I have never identified with people who say, “I have no regrets.” That must feel great because I very often feel the heavy burden of deep regret. I have hurt people. I have made bad decisions. I have been selfish, shortsighted, arrogant, untrustworthy, lazy, and deceitful. I’m a sinner and I regret every single moment when I have sinned. But even when I have not sinned in the strictest sense of the word, I have much I regret due to being impulsive and blithely going about my own interest. I’d like to be released from all of these regrets and have the damage done be restored.

Now the ashes begin to be hopeful.

I love the biblical image of the Holy Spirit as fire and the way that the Letter to the Hebrews describes God as an “all-consuming fire”. My beloved youth minister when I was a teenager, Mary Catherine George, used call Holy Week “the Week of Fire”. I think she has it right and I would extend it to all of Lent: 40 days of fire. As Christians, our hope is in the power of the Holy Spirit, the Love of God, to burn away everything that is not love within. For me, the regrets I have will not go away, but the Love of God, the fire of Love can transform them and they can become the fertile ground for holiness. Nutrients and richness are in the memories of the regrets. Maybe this is the rich soil that Jesus was talking about when the sower sows the Word of God. Maybe this is how someone goes from being rocky soil to fertile soil. Sin and regrets get burned by the love of God and we become receptive to God’s work in our lives. I’m thinking the ashes aren’t just going to be the way I begin Lent, but they are going to be the constant symbol this Lent and become my prayer. “God, by the fire of your love, burn away everything that is not love. And let those ashes become a place where holiness can grow.”
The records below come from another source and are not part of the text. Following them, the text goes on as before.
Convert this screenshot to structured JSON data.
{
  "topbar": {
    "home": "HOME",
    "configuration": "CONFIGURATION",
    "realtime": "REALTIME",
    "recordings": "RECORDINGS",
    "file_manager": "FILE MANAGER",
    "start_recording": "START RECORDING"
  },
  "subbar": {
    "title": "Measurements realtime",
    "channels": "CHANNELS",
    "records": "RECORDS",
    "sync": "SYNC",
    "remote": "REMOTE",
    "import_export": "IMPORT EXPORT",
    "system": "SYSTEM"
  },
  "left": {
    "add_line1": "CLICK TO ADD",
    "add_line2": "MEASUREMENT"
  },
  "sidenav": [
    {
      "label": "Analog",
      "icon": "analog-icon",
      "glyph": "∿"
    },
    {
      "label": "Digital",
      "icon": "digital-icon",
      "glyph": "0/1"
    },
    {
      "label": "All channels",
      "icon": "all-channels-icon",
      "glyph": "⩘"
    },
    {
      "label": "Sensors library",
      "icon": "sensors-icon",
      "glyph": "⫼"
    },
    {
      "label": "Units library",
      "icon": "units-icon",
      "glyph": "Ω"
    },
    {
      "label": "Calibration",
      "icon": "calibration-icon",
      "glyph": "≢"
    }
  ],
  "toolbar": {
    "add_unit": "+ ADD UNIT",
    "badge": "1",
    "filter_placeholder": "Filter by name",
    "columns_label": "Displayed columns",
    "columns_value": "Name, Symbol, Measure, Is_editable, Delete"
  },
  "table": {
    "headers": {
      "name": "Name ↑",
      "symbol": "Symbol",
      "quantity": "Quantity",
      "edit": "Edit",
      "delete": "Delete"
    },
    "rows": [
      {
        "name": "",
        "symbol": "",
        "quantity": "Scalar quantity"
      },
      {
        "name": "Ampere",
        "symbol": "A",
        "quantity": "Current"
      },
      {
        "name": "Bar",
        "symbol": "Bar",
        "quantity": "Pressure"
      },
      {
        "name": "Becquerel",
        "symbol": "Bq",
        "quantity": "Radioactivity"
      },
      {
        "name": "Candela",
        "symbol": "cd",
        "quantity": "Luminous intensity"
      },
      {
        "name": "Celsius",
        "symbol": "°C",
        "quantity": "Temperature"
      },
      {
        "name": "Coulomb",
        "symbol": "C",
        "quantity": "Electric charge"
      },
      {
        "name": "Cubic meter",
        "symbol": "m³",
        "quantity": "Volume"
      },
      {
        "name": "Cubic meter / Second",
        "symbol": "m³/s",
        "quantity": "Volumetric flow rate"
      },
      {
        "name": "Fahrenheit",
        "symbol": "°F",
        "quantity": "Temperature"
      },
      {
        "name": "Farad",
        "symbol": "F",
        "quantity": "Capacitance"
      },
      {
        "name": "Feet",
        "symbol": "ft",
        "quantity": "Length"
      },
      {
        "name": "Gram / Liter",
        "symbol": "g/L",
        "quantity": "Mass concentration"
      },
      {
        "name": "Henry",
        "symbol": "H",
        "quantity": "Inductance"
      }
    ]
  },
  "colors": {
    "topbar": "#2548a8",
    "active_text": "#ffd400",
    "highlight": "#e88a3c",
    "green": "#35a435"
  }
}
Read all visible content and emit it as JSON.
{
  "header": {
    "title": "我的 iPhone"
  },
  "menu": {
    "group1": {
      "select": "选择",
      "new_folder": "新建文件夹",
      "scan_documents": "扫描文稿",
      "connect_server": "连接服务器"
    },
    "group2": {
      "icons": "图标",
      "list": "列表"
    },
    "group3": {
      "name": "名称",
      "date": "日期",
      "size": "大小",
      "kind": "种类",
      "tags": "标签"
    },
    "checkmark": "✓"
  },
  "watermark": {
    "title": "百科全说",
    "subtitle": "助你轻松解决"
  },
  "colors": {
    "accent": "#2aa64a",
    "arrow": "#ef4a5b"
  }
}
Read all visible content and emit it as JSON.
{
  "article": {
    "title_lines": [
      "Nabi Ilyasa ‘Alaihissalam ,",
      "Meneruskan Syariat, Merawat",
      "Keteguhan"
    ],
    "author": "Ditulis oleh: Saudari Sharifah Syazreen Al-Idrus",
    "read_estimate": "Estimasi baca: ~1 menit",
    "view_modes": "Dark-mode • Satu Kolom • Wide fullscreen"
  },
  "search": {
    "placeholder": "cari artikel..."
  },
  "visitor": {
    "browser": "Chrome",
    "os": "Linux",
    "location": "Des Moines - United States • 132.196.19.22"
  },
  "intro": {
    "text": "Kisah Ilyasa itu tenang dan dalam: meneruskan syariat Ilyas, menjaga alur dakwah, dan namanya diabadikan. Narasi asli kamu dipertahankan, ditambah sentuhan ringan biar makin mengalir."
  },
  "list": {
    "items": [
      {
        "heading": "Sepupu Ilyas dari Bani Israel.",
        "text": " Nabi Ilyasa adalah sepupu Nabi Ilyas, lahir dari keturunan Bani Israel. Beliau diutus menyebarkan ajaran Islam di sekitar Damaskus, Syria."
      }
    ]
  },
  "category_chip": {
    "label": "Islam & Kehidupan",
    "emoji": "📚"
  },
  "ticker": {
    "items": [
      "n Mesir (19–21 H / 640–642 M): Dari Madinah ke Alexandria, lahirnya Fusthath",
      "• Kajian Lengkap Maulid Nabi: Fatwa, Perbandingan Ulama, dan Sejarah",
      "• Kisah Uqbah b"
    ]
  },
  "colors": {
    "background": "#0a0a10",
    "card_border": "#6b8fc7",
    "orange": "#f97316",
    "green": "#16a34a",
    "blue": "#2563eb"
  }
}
The smearing on my forehead symbolized the transformation of sin, regret, and mistakes. I wanted the person to smudge those ashes deep in my pores because Romans 8:28 says that all things will work for good for those who love the Lord and are called according to his purpose. If God can work the crucifixion into resurrection, he can take this dust and sow the seeds of temperance, chastity, charity, diligence, patience, kindness, and humility.

Then, the very things that burdened me will become the soil for holiness.